Has A Very English Scandal left you desperate to know more about the real people behind the BBC drama, and what happened to them after the famous Thorpe trial at the Old Bailey in 1979? Of course it has.
Russell T Davies’ A Very English Scandal is adapted from the “non-fiction novel” by John Preston and tells the true story of the 1970s Thorpe affair, in which former Liberal Party leader Jeremy Thorpe was accused of conspiring to murder his alleged former lover Norman Scott.
Here’s what happened to each of the main players in the years after the court case:
After the verdict, Thorpe’s reputation was irreparably damaged. Having lost his seat in the May 1979 general election before the trial began and alienated his old colleagues, his political career was over. Other avenues were also closed; when he was chosen as director of Amnesty International’s British arm in 1982, there was such an outcry that he soon withdrew. His long campaign to secure himself a peerage also came to nothing. In the mid-1980s he was diagnosed with Parkinson’s disease, which progressively robbed him of the power of speech, though he did publish a memoir in 1999, In My Own Time. He died in 2014 at 85, outliving his wife Marion by just a few months.
What happened to Norman Scott after the trial?
Originally known as Norman Josiffe, Scott, now 78, lives in an old farmhouse on Dartmoor in Devon, with an extensive collection of horses, 11 dogs, chickens and assorted birds.
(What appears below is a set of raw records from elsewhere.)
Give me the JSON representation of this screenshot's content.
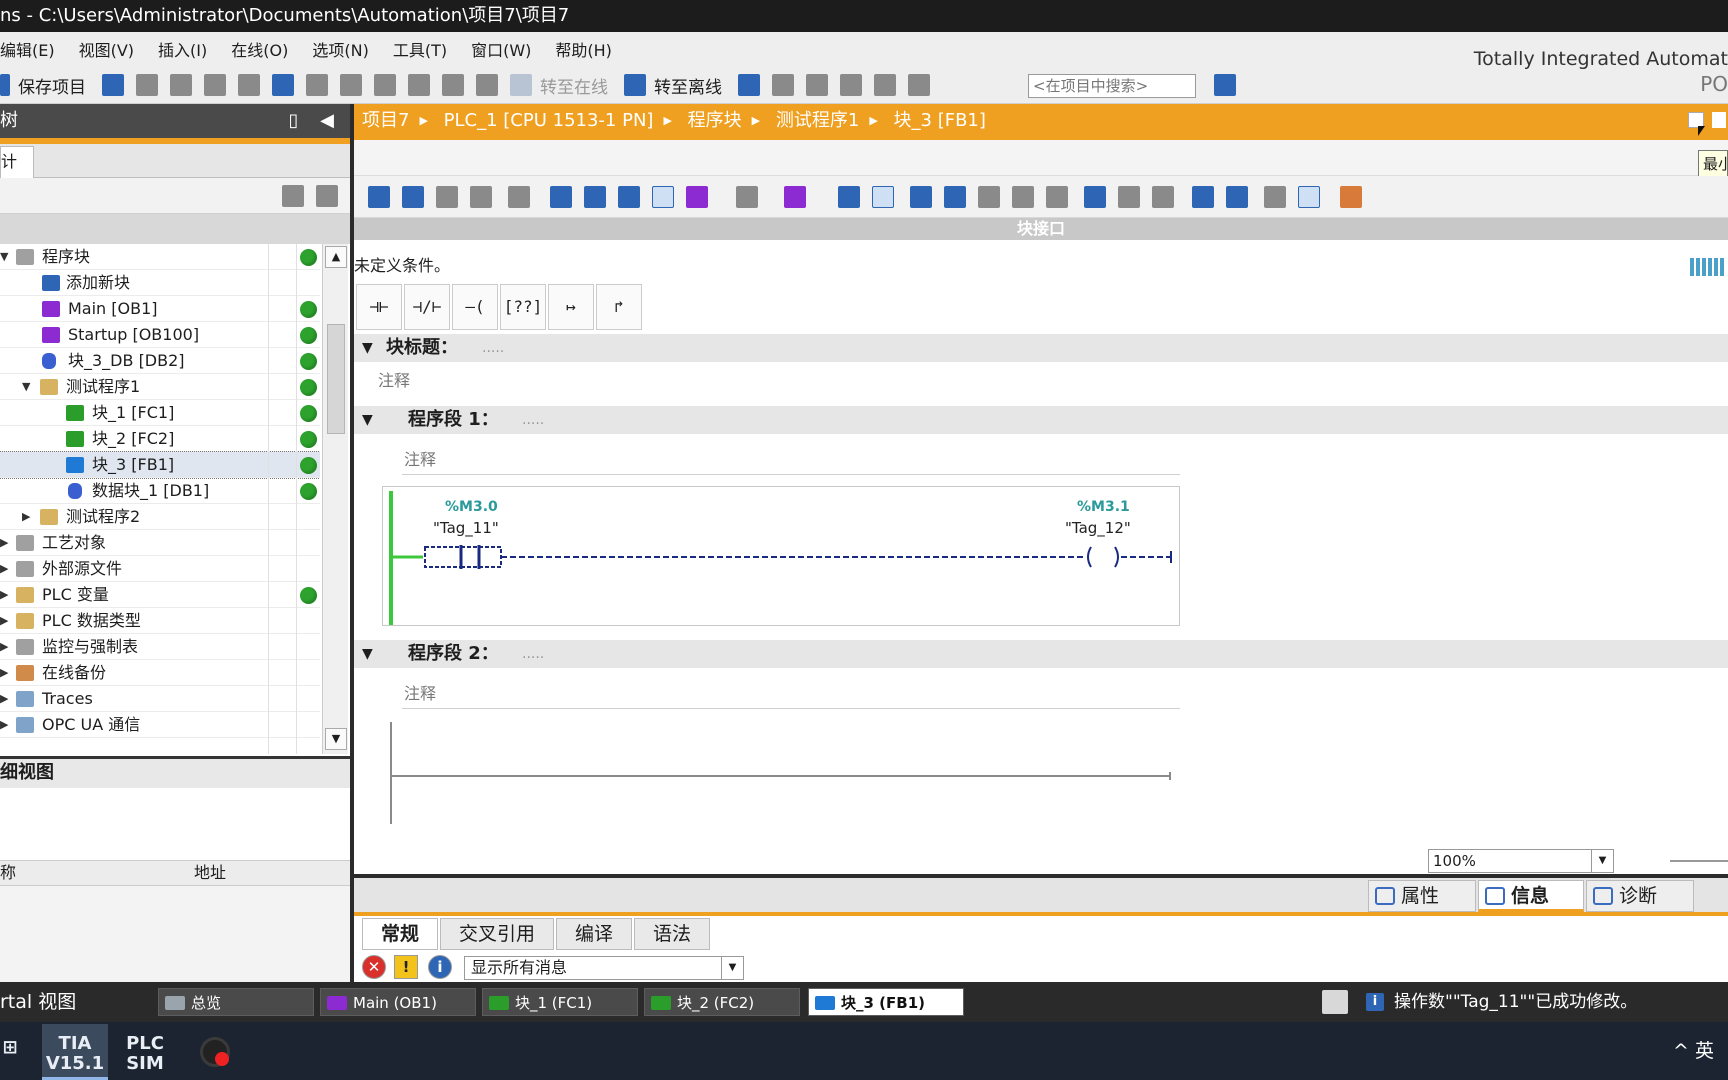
{
  "window": {
    "title": "ns  -  C:\\Users\\Administrator\\Documents\\Automation\\项目7\\项目7"
  },
  "menu": {
    "items": [
      "编辑(E)",
      "视图(V)",
      "插入(I)",
      "在线(O)",
      "选项(N)",
      "工具(T)",
      "窗口(W)",
      "帮助(H)"
    ],
    "brand": "Totally Integrated Automat",
    "brand2": "PO"
  },
  "toolbar": {
    "save_project": "保存项目",
    "go_online": "转至在线",
    "go_offline": "转至离线",
    "search_placeholder": "<在项目中搜索>"
  },
  "project_tree": {
    "header": "树",
    "tab": "计",
    "items": [
      {
        "label": "程序块",
        "expanded": true,
        "status": true
      },
      {
        "label": "添加新块",
        "status": false
      },
      {
        "label": "Main [OB1]",
        "status": true
      },
      {
        "label": "Startup [OB100]",
        "status": true
      },
      {
        "label": "块_3_DB [DB2]",
        "status": true
      },
      {
        "label": "测试程序1",
        "expanded": true,
        "status": true
      },
      {
        "label": "块_1 [FC1]",
        "status": true
      },
      {
        "label": "块_2 [FC2]",
        "status": true
      },
      {
        "label": "块_3 [FB1]",
        "status": true,
        "selected": true
      },
      {
        "label": "数据块_1 [DB1]",
        "status": true
      },
      {
        "label": "测试程序2",
        "status": false
      },
      {
        "label": "工艺对象",
        "status": false
      },
      {
        "label": "外部源文件",
        "status": false
      },
      {
        "label": "PLC 变量",
        "status": true
      },
      {
        "label": "PLC 数据类型",
        "status": false
      },
      {
        "label": "监控与强制表",
        "status": false
      },
      {
        "label": "在线备份",
        "status": false
      },
      {
        "label": "Traces",
        "status": false
      },
      {
        "label": "OPC UA 通信",
        "status": false
      }
    ]
  },
  "details_view": {
    "header": "细视图",
    "col_name": "称",
    "col_address": "地址"
  },
  "editor": {
    "breadcrumb": [
      "项目7",
      "PLC_1 [CPU 1513-1 PN]",
      "程序块",
      "测试程序1",
      "块_3 [FB1]"
    ],
    "block_interface": "块接口",
    "condition_text": "未定义条件。",
    "block_title_label": "块标题：",
    "block_title_value": ".....",
    "block_comment": "注释",
    "lad_palette": [
      "⊣⊢",
      "⊣/⊢",
      "–( )–",
      "[??]",
      "↦",
      "↱"
    ],
    "network1": {
      "title": "程序段 1：",
      "dots": ".....",
      "comment": "注释",
      "contact_address": "%M3.0",
      "contact_tag": "\"Tag_11\"",
      "coil_address": "%M3.1",
      "coil_tag": "\"Tag_12\""
    },
    "network2": {
      "title": "程序段 2：",
      "dots": ".....",
      "comment": "注释"
    },
    "zoom": "100%",
    "tooltip": "最小"
  },
  "inspector": {
    "tabs": [
      "属性",
      "信息",
      "诊断"
    ],
    "active_tab": "信息",
    "subtabs": [
      "常规",
      "交叉引用",
      "编译",
      "语法"
    ],
    "active_subtab": "常规",
    "filter": "显示所有消息"
  },
  "portal_bar": {
    "portal_view": "rtal 视图",
    "tabs": [
      "总览",
      "Main (OB1)",
      "块_1 (FC1)",
      "块_2 (FC2)",
      "块_3 (FB1)"
    ],
    "active_tab": "块_3 (FB1)",
    "status_message": "操作数\"\"Tag_11\"\"已成功修改。"
  },
  "taskbar": {
    "apps": [
      {
        "label": "TIA\nV15.1"
      },
      {
        "label": "PLC\nSIM"
      }
    ],
    "tray_text": "^  英"
  }
}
He has a boyfriend of the past two decades, who is an artist.
What happened to Jeremy’s wife Marion Thorpe?
The Austrian concert pianist Marion Stein married Jeremy Thorpe in March 1973 and stood by him. When Thorpe was diagnosed with Parkinson’s, she nursed him with devotion. They lived together in London until her death in 2014, aged 87.
What happened to Jeremy’s son Rupert Thorpe?
Thorpe’s only child, born in 1969. His mother was Thorpe’s first wife, Caroline Allpass, who was killed in a car crash when Rupert was only a year old. He became a photographer, and later joined the picture desk at The Sun. In 2003 he was one of four paparazzi accused of crashing Catherine Zeta-Jones and Michael Douglas’s wedding. He has since moved to Los Angeles to photograph celebrities and news stories such as Hurricane Katrina. He remained close to his father.
What happened to Peter Bessell?
Jeremy Thorpe’s confidant and right-hand man testified against his old friend and colleague. By then he was already suffering from emphysema. He and his wife Diane moved to Oceanside, California, where he took an interest in local politics and campaigned against sand erosion. He also self-published a book about the scandal, called Cover-Up: the Jeremy Thorpe Affair. He died in 1985 at the age of 64.
What happened to Andrew Newton?
The airline pilot allegedly agreed to kill Scott for £10,000, after drinking 16 pints. Nicknamed “Chickenbrain”, he only managed to shoot his intended victim’s dog, a Great Dane named Rinka. After testifying for the prosecution at Thorpe’s trial, he changed his name to Hann Redwin. He resurfaced in the news in 1993 when his girlfriend fell 900ft to her death in a climbing accident in the Alps. Redwin was cleared of all blame.
What happened to the judge Sir Joseph Cantley?
The Honourable Sir Joseph Donaldson Cantley was so little-known outside the legal world when he was selected to preside over the trial of Jeremy Thorpe that none of the news agencies had a picture of him on file. The court case changed all that. His pro-Thorpe summing-up made him notorious and inspired the Peter Cook parody, “Entirely a Matter for You”. Cantley retired from the bench in 1985.
What happened to the barrister George Carman?
The trial was the making of barrister George Carman (later a libel lawyer) and brought him a long line of high-profile clients, including Ken Dodd and Robert Maxwell. He was diagnosed with prostate cancer in 1999 and died two years later. After his death, his three ex-wives claimed he physically and emotionally abused them (claims his partner and grandson passionately denied).
What happened to Jeremy Thorpe’s co-defendant David Holmes?
Assistant treasurer of the Liberal Party, best man at Thorpe’s first wedding — and sometime lover — Holmes stood trial alongside him. Two years later, he fell foul of the anti-gay laws of the time and was arrested for “importuning for an immoral purpose” — approaching men for sex — and was pilloried in the tabloids.
He ended up managing a roller-disco in north London. John Le Mesurier and George Deakin Not to be mistaken for the actor who played Sergeant Wilson in Dad’s Army, this Le Mesurier was a carpet salesman from south Wales who was accused of calling in fruit-machine salesman George Deakin to help recruit Andrew Newton. They, too, stood trial, but little is known of what happened to them afterwards.
This article was originally published on 3 June 2018
Sign up to the Radio Times newsletter for the latest TV and entertainment news